[INPUT DATA — start]

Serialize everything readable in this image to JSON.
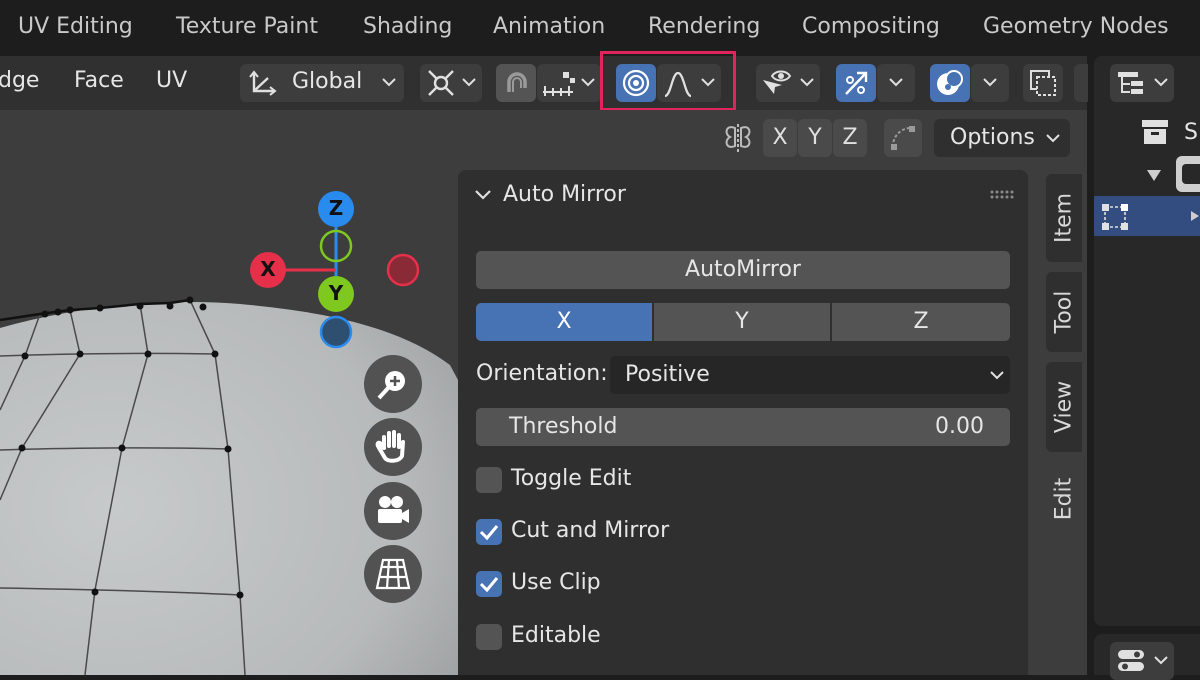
{
  "workspace_tabs": [
    "UV Editing",
    "Texture Paint",
    "Shading",
    "Animation",
    "Rendering",
    "Compositing",
    "Geometry Nodes"
  ],
  "header": {
    "menu": [
      "dge",
      "Face",
      "UV"
    ],
    "transform_orientation": "Global",
    "options_label": "Options",
    "mirror_axes": [
      "X",
      "Y",
      "Z"
    ]
  },
  "gizmo": {
    "z": "Z",
    "x": "X",
    "y": "Y"
  },
  "panel": {
    "title": "Auto Mirror",
    "automirror_button": "AutoMirror",
    "axes": [
      "X",
      "Y",
      "Z"
    ],
    "selected_axis": "X",
    "orientation_label": "Orientation:",
    "orientation_value": "Positive",
    "threshold_label": "Threshold",
    "threshold_value": "0.00",
    "checkboxes": [
      {
        "label": "Toggle Edit",
        "checked": false
      },
      {
        "label": "Cut and Mirror",
        "checked": true
      },
      {
        "label": "Use Clip",
        "checked": true
      },
      {
        "label": "Editable",
        "checked": false
      }
    ]
  },
  "sidebar_tabs": [
    "Item",
    "Tool",
    "View",
    "Edit"
  ],
  "active_sidebar_tab": "Edit",
  "outliner": {
    "partial_label": "S"
  },
  "colors": {
    "accent_blue": "#4772b3",
    "highlight_box": "#e0245e",
    "gizmo_x": "#e6304a",
    "gizmo_y": "#7ec820",
    "gizmo_z": "#2a8bef"
  }
}
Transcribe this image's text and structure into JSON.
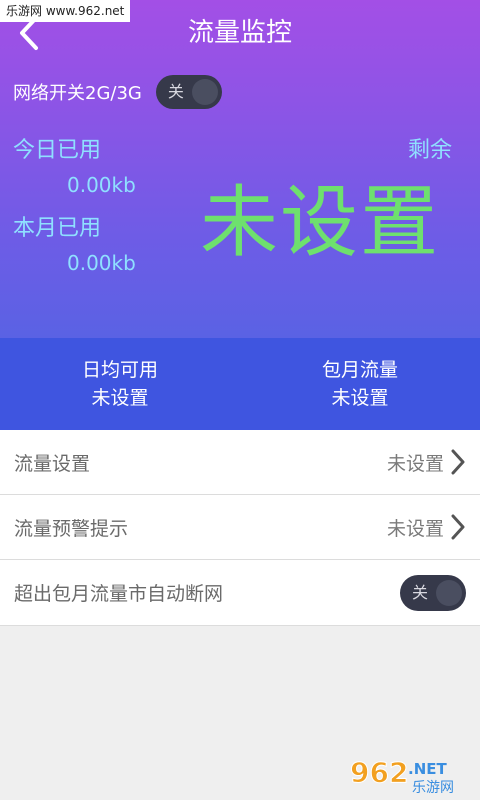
{
  "watermark_top": "乐游网 www.962.net",
  "header": {
    "title": "流量监控"
  },
  "network": {
    "label": "网络开关2G/3G",
    "toggle_text": "关"
  },
  "stats": {
    "today_label": "今日已用",
    "today_value": "0.00kb",
    "month_label": "本月已用",
    "month_value": "0.00kb",
    "remain_label": "剩余",
    "remain_value": "未设置"
  },
  "summary": {
    "daily_label": "日均可用",
    "daily_value": "未设置",
    "package_label": "包月流量",
    "package_value": "未设置"
  },
  "settings": [
    {
      "label": "流量设置",
      "value": "未设置"
    },
    {
      "label": "流量预警提示",
      "value": "未设置"
    }
  ],
  "auto_cut": {
    "label": "超出包月流量市自动断网",
    "toggle_text": "关"
  },
  "watermark_bottom": {
    "main": "962",
    "suffix": ".NET",
    "sub": "乐游网"
  },
  "colors": {
    "accent_green": "#6ee06e",
    "stat_text": "#8fe0ff",
    "stripe": "#3f55e0"
  }
}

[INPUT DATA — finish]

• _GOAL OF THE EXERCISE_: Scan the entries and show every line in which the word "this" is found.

• _TASK RESULT_:
Serialize everything readable in this image to JSON.
Transcribe this image's text and structure into JSON.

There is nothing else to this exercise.